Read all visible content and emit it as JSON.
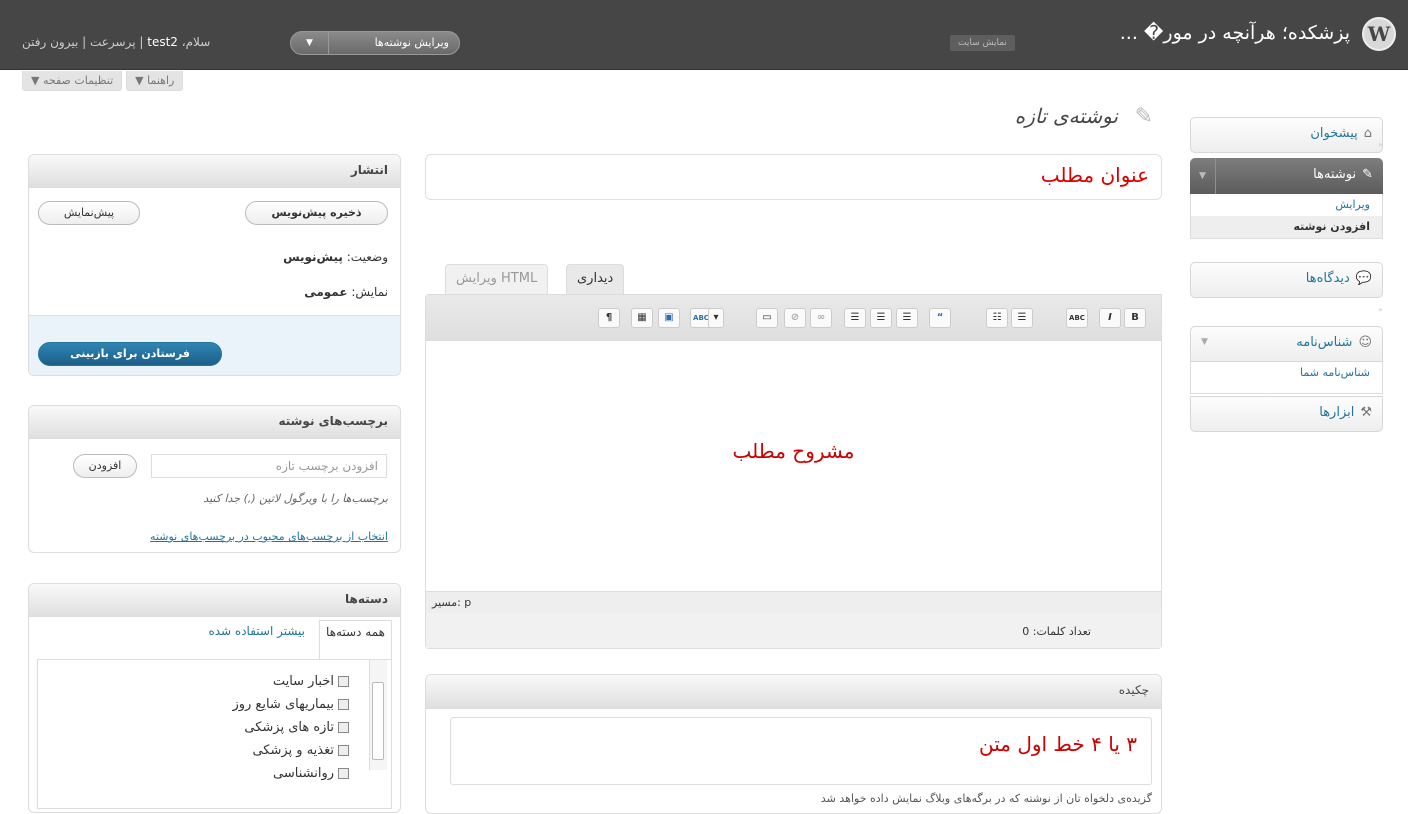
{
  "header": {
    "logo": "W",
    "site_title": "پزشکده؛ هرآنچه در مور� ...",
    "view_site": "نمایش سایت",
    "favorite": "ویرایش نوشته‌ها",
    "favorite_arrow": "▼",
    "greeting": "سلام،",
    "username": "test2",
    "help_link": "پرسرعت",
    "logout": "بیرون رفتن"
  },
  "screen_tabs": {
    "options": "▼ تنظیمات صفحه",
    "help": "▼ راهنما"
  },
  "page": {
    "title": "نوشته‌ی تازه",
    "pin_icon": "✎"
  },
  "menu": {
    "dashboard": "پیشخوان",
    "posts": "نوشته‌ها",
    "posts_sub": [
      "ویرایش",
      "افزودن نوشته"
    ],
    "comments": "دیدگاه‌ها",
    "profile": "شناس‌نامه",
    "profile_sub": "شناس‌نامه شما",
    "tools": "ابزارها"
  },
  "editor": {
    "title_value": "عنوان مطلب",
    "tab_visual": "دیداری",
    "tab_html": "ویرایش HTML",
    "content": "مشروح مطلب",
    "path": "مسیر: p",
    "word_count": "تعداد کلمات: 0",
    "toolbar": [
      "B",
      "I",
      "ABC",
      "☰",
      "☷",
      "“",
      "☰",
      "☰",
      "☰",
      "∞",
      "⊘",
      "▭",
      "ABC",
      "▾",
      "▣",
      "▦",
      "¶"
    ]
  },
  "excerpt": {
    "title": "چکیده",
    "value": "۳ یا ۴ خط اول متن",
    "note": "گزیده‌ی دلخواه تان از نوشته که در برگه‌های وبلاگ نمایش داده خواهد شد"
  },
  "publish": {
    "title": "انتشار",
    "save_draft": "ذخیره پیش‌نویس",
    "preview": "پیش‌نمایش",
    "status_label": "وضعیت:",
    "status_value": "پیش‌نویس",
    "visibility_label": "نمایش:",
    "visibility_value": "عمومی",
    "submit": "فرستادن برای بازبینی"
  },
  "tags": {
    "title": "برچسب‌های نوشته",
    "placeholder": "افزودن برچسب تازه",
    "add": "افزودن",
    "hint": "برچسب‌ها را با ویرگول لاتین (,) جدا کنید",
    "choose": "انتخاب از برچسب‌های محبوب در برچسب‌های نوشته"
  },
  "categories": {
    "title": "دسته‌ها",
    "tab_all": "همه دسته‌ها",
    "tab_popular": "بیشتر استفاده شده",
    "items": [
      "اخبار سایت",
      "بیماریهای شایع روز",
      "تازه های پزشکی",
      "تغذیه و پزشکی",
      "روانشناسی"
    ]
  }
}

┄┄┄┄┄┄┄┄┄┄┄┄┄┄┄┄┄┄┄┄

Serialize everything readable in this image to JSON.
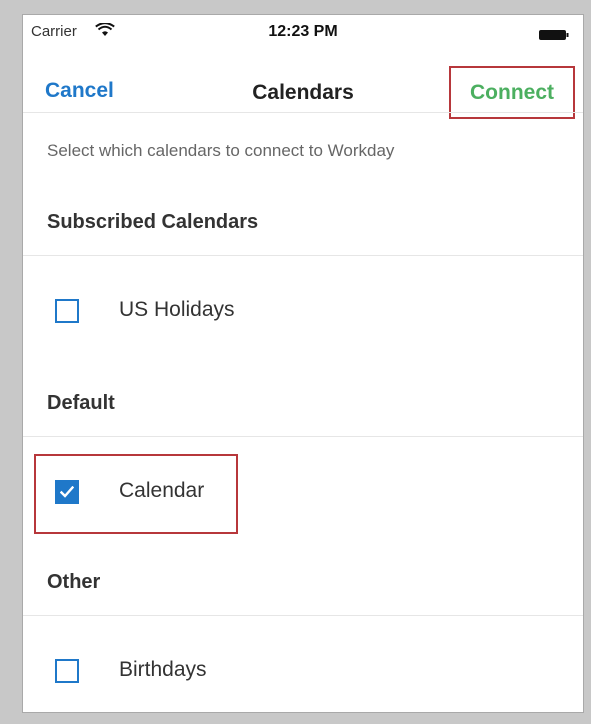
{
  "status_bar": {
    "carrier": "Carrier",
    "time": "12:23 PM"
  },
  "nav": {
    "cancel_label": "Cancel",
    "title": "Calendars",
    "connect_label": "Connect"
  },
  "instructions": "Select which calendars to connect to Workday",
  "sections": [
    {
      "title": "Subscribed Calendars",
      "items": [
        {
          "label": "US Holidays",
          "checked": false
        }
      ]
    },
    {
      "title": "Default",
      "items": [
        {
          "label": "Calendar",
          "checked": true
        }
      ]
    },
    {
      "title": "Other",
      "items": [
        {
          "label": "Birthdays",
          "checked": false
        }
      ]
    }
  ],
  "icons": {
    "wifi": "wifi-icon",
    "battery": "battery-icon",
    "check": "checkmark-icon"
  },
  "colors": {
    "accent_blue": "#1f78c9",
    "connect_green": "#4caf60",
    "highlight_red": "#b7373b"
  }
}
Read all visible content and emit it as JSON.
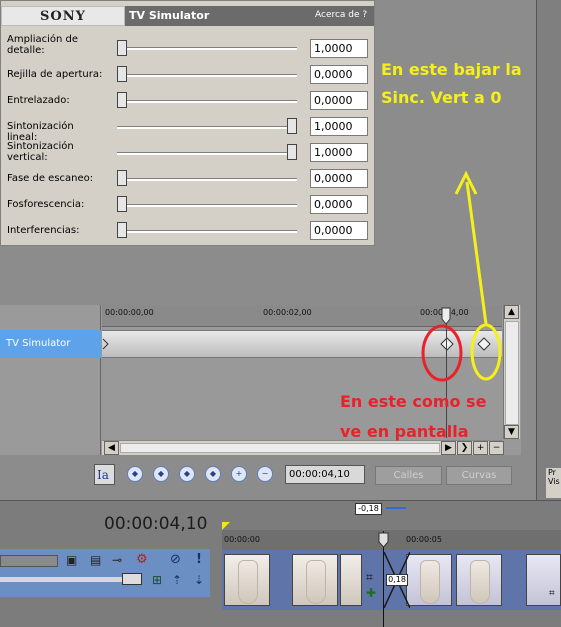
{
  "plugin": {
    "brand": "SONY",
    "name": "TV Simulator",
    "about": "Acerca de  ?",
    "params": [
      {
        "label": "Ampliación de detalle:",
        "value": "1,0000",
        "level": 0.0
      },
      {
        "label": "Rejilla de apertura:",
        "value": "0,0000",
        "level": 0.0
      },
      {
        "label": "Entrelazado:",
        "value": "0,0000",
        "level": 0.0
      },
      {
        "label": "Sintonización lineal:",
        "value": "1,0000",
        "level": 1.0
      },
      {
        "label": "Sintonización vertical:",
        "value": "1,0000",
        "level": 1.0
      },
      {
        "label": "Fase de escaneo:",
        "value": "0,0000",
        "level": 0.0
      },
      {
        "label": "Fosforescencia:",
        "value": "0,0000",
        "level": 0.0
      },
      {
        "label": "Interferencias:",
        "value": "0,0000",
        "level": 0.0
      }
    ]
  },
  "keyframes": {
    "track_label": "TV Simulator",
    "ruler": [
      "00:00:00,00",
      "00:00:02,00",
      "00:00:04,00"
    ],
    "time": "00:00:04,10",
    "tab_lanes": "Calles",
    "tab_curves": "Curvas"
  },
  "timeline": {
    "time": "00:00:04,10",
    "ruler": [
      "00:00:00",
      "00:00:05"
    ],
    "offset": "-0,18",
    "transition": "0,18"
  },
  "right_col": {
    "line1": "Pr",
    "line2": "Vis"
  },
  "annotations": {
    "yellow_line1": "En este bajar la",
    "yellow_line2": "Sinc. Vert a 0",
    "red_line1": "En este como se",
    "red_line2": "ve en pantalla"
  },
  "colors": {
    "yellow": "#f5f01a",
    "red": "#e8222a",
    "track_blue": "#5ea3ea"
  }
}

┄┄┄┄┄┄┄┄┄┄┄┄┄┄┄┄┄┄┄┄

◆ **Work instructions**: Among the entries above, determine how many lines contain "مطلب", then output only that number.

◆ **Answer for this exercise**: 2